──────── DATASET ────────
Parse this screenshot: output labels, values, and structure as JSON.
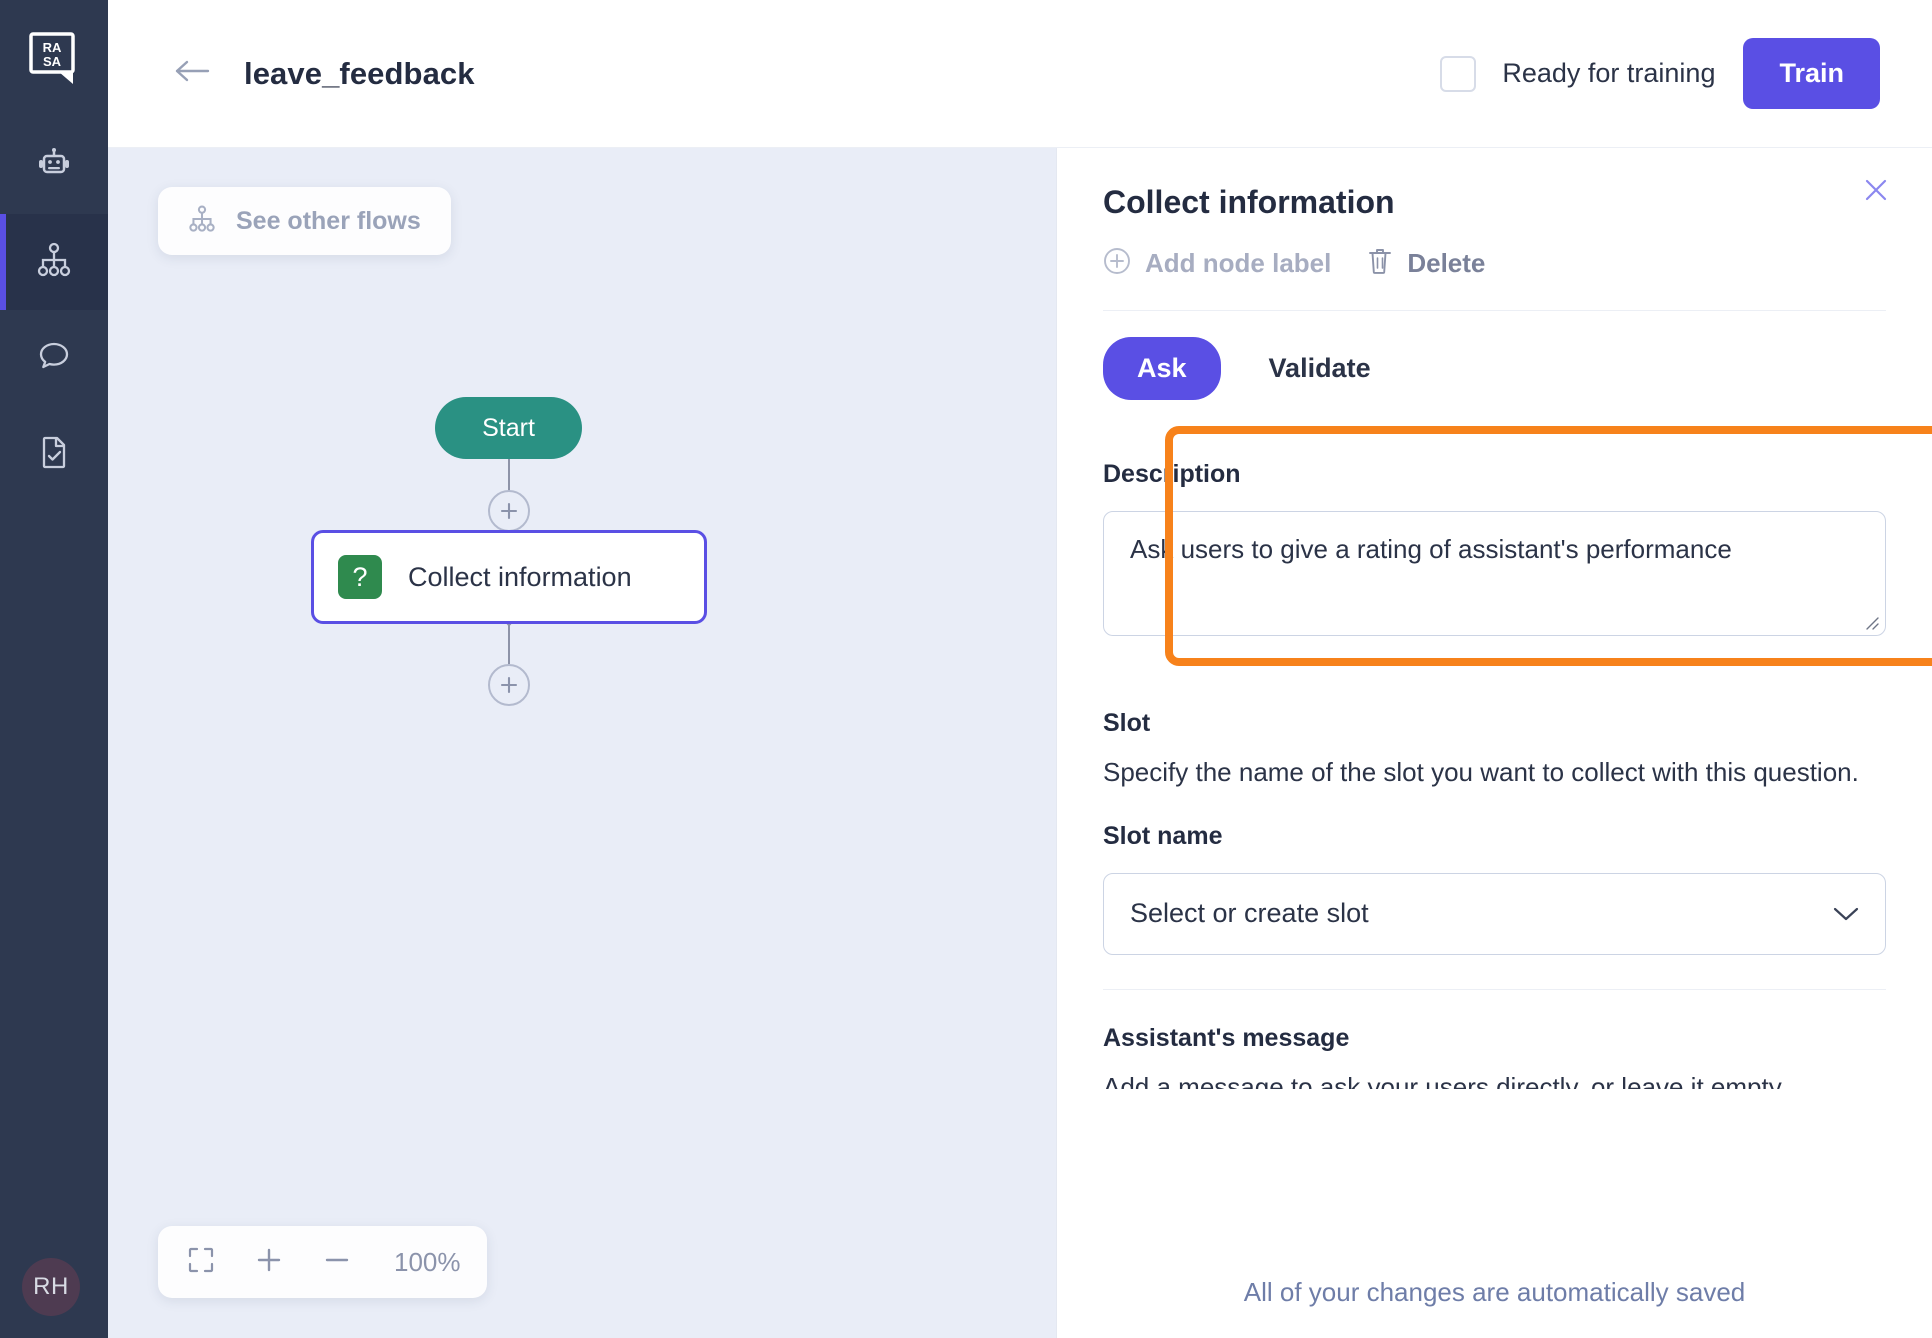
{
  "brand": {
    "logo_text": "RASA",
    "accent": "#5a4fe4",
    "rail_bg": "#2e3950",
    "start_node_color": "#2a9183",
    "highlight_color": "#f7821b"
  },
  "rail": {
    "items": [
      {
        "icon": "robot-icon",
        "name": "assistant",
        "active": false
      },
      {
        "icon": "flows-icon",
        "name": "flows",
        "active": true
      },
      {
        "icon": "chat-bubble-icon",
        "name": "conversations",
        "active": false
      },
      {
        "icon": "document-check-icon",
        "name": "tests",
        "active": false
      }
    ],
    "avatar_initials": "RH"
  },
  "topbar": {
    "back_icon": "arrow-left-icon",
    "title": "leave_feedback",
    "ready_checkbox_label": "Ready for training",
    "ready_checkbox_checked": false,
    "train_label": "Train"
  },
  "canvas": {
    "see_other_flows_label": "See other flows",
    "see_other_flows_icon": "flows-icon",
    "nodes": [
      {
        "type": "start",
        "label": "Start"
      },
      {
        "type": "collect",
        "label": "Collect information",
        "badge": "?"
      }
    ],
    "add_buttons": [
      {
        "name": "add-step-above",
        "icon": "plus-icon"
      },
      {
        "name": "add-step-below",
        "icon": "plus-icon"
      }
    ],
    "zoom": {
      "fit_icon": "fit-screen-icon",
      "zoom_in_icon": "plus-icon",
      "zoom_out_icon": "minus-icon",
      "level": "100%"
    }
  },
  "panel": {
    "title": "Collect information",
    "close_icon": "close-icon",
    "actions": [
      {
        "icon": "plus-circle-icon",
        "label": "Add node label",
        "state": "muted"
      },
      {
        "icon": "trash-icon",
        "label": "Delete",
        "state": "dark"
      }
    ],
    "tabs": [
      {
        "label": "Ask",
        "active": true
      },
      {
        "label": "Validate",
        "active": false
      }
    ],
    "description": {
      "label": "Description",
      "value": "Ask users to give a rating of assistant's performance",
      "placeholder": ""
    },
    "slot": {
      "label": "Slot",
      "helper": "Specify the name of the slot you want to collect with this question.",
      "name_label": "Slot name",
      "select_value": "Select or create slot",
      "chevron_icon": "chevron-down-icon"
    },
    "assistant_message": {
      "label": "Assistant's message",
      "helper_clipped": "Add a message to ask your users directly, or leave it empty."
    },
    "save_note": "All of your changes are automatically saved"
  }
}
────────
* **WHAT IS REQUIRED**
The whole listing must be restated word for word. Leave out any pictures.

* **ANSWER AREA**
Parse this screenshot: output labels, values, and structure as JSON.
{
  "brand": {
    "logo_text": "RASA",
    "accent": "#5a4fe4",
    "rail_bg": "#2e3950",
    "start_node_color": "#2a9183",
    "highlight_color": "#f7821b"
  },
  "rail": {
    "items": [
      {
        "icon": "robot-icon",
        "name": "assistant",
        "active": false
      },
      {
        "icon": "flows-icon",
        "name": "flows",
        "active": true
      },
      {
        "icon": "chat-bubble-icon",
        "name": "conversations",
        "active": false
      },
      {
        "icon": "document-check-icon",
        "name": "tests",
        "active": false
      }
    ],
    "avatar_initials": "RH"
  },
  "topbar": {
    "back_icon": "arrow-left-icon",
    "title": "leave_feedback",
    "ready_checkbox_label": "Ready for training",
    "ready_checkbox_checked": false,
    "train_label": "Train"
  },
  "canvas": {
    "see_other_flows_label": "See other flows",
    "see_other_flows_icon": "flows-icon",
    "nodes": [
      {
        "type": "start",
        "label": "Start"
      },
      {
        "type": "collect",
        "label": "Collect information",
        "badge": "?"
      }
    ],
    "add_buttons": [
      {
        "name": "add-step-above",
        "icon": "plus-icon"
      },
      {
        "name": "add-step-below",
        "icon": "plus-icon"
      }
    ],
    "zoom": {
      "fit_icon": "fit-screen-icon",
      "zoom_in_icon": "plus-icon",
      "zoom_out_icon": "minus-icon",
      "level": "100%"
    }
  },
  "panel": {
    "title": "Collect information",
    "close_icon": "close-icon",
    "actions": [
      {
        "icon": "plus-circle-icon",
        "label": "Add node label",
        "state": "muted"
      },
      {
        "icon": "trash-icon",
        "label": "Delete",
        "state": "dark"
      }
    ],
    "tabs": [
      {
        "label": "Ask",
        "active": true
      },
      {
        "label": "Validate",
        "active": false
      }
    ],
    "description": {
      "label": "Description",
      "value": "Ask users to give a rating of assistant's performance",
      "placeholder": ""
    },
    "slot": {
      "label": "Slot",
      "helper": "Specify the name of the slot you want to collect with this question.",
      "name_label": "Slot name",
      "select_value": "Select or create slot",
      "chevron_icon": "chevron-down-icon"
    },
    "assistant_message": {
      "label": "Assistant's message",
      "helper_clipped": "Add a message to ask your users directly, or leave it empty."
    },
    "save_note": "All of your changes are automatically saved"
  }
}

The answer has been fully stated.